The number of attacks and kidnappings by Islamist militants, by contrast, had dropped in recent years, as Iswap took territory from its Boko Haram rivals and turned toward building relationships, based on a strict interpretation of sharia law, with the local Muslim population.

“Iswap doesn’t typically attack those communities indiscriminately, because they’re trying to build an Islamic state,” said James Barnett , research fellow at the Washington-based Hudson Institute.

The Ngala abduction, Barnett said, could be a sign that support within Iswap for its current leadership was splintering and regional commanders were returning to the more-brutal tactics of the past. “Unfortunately, sometimes when these groups get disorganized, or when they get weakened, they can actually become more violent and more predatory,” he said.
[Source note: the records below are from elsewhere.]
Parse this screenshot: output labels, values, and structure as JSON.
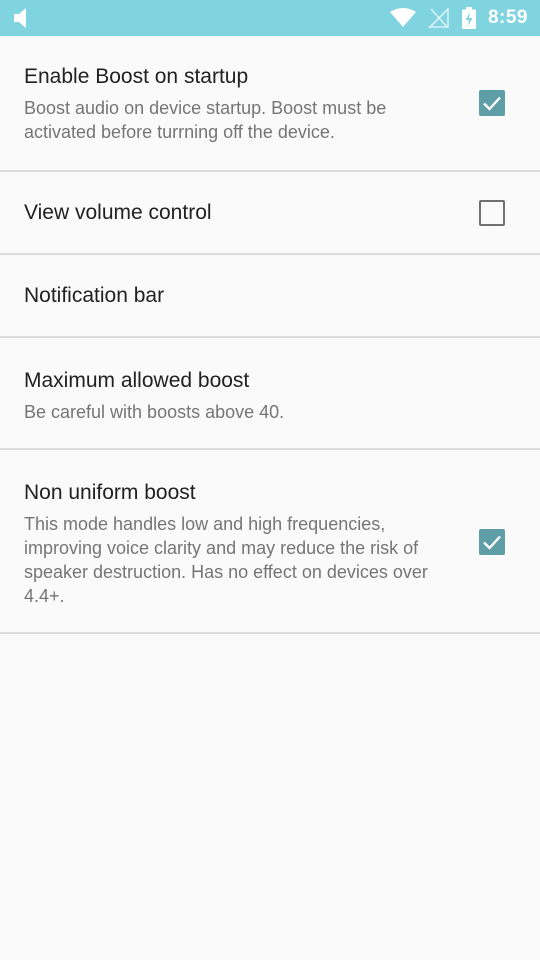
{
  "status_bar": {
    "time": "8:59",
    "icons": [
      "volume-icon",
      "wifi-icon",
      "no-sim-icon",
      "battery-charging-icon"
    ],
    "background": "#80d4df"
  },
  "settings": {
    "items": [
      {
        "title": "Enable Boost on startup",
        "summary": "Boost audio on device startup. Boost must be activated before turrning off the device.",
        "checked": true
      },
      {
        "title": "View volume control",
        "checked": false
      },
      {
        "title": "Notification bar"
      },
      {
        "title": "Maximum allowed boost",
        "summary": "Be careful with boosts above 40."
      },
      {
        "title": "Non uniform boost",
        "summary": "This mode handles low and high frequencies, improving voice clarity and may reduce the risk of speaker destruction. Has no effect on devices over 4.4+.",
        "checked": true
      }
    ]
  },
  "colors": {
    "accent": "#5e9ea6",
    "divider": "#dcdcdc",
    "background": "#fafafa"
  }
}
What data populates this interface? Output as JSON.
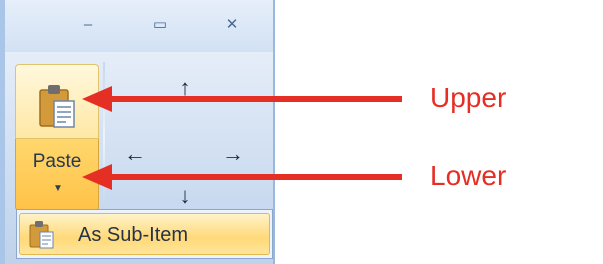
{
  "window": {
    "minimize_icon": "minimize-icon",
    "maximize_icon": "maximize-icon",
    "close_icon": "close-icon",
    "minimize_glyph": "–",
    "maximize_glyph": "▭",
    "close_glyph": "✕"
  },
  "paste": {
    "label": "Paste",
    "caret": "▼",
    "icon": "clipboard-icon"
  },
  "move_pad": {
    "up": "↑",
    "left": "←",
    "right": "→",
    "down": "↓"
  },
  "dropdown": {
    "items": [
      {
        "label": "As Sub-Item",
        "icon": "clipboard-icon"
      }
    ]
  },
  "callouts": {
    "upper": "Upper",
    "lower": "Lower"
  },
  "colors": {
    "arrow": "#e52e24",
    "hover_gold": "#ffc247",
    "ribbon_blue": "#c9daf0"
  }
}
The experience of the Chibok girls and other children taken by Nigerian jihadists suggests that the boys and girls kidnapped from Ngala have a difficult road ahead of them. Abducted girls were often forced to marry their captors, while boys were conscripted to fight for the group. Others were strapped into suicide vests to attack civilians or soldiers.

“They are likely to be enslaved, possibly for years, and they will be sexually exploited,” said Bulama Bukarti , a senior fellow at the Tony Blair Institute for Global Change.

Write to Gabriele Steinhauser at Gabriele.Steinhauser@wsj.com